◆ **REQUIRED WORK**: The answer is a number and nothing else: the count of lines in these entries containing the word "section".
═══ TASK DATA ═══
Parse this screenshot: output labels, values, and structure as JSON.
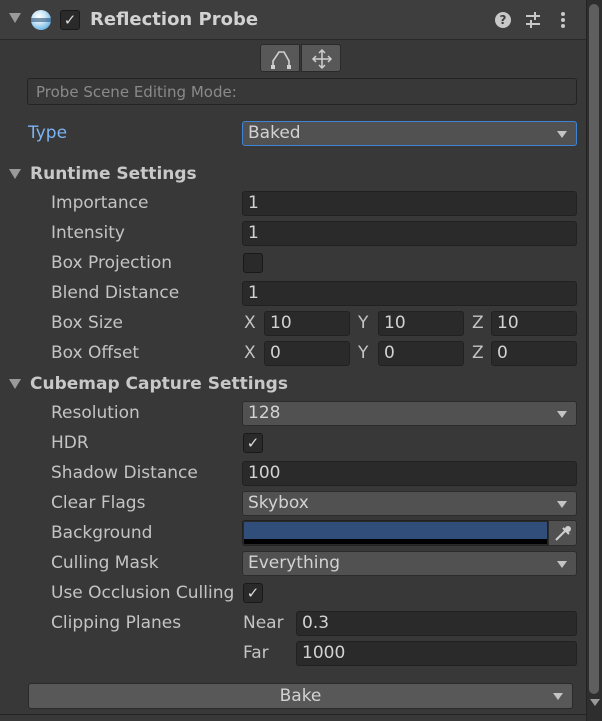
{
  "component": {
    "title": "Reflection Probe",
    "enabled_check": "✓",
    "help_glyph": "?",
    "edit_mode_label": "Probe Scene Editing Mode:"
  },
  "type": {
    "label": "Type",
    "value": "Baked"
  },
  "runtime": {
    "section": "Runtime Settings",
    "importance": {
      "label": "Importance",
      "value": "1"
    },
    "intensity": {
      "label": "Intensity",
      "value": "1"
    },
    "box_projection": {
      "label": "Box Projection"
    },
    "blend_distance": {
      "label": "Blend Distance",
      "value": "1"
    },
    "box_size": {
      "label": "Box Size",
      "x_label": "X",
      "x": "10",
      "y_label": "Y",
      "y": "10",
      "z_label": "Z",
      "z": "10"
    },
    "box_offset": {
      "label": "Box Offset",
      "x_label": "X",
      "x": "0",
      "y_label": "Y",
      "y": "0",
      "z_label": "Z",
      "z": "0"
    }
  },
  "cubemap": {
    "section": "Cubemap Capture Settings",
    "resolution": {
      "label": "Resolution",
      "value": "128"
    },
    "hdr": {
      "label": "HDR",
      "check": "✓"
    },
    "shadow_distance": {
      "label": "Shadow Distance",
      "value": "100"
    },
    "clear_flags": {
      "label": "Clear Flags",
      "value": "Skybox"
    },
    "background": {
      "label": "Background",
      "color": "#314d79"
    },
    "culling_mask": {
      "label": "Culling Mask",
      "value": "Everything"
    },
    "occlusion": {
      "label": "Use Occlusion Culling",
      "check": "✓"
    },
    "clipping": {
      "label": "Clipping Planes",
      "near_label": "Near",
      "near": "0.3",
      "far_label": "Far",
      "far": "1000"
    }
  },
  "bake": {
    "label": "Bake"
  }
}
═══
◆ **EXPECTED ANSWER**: 2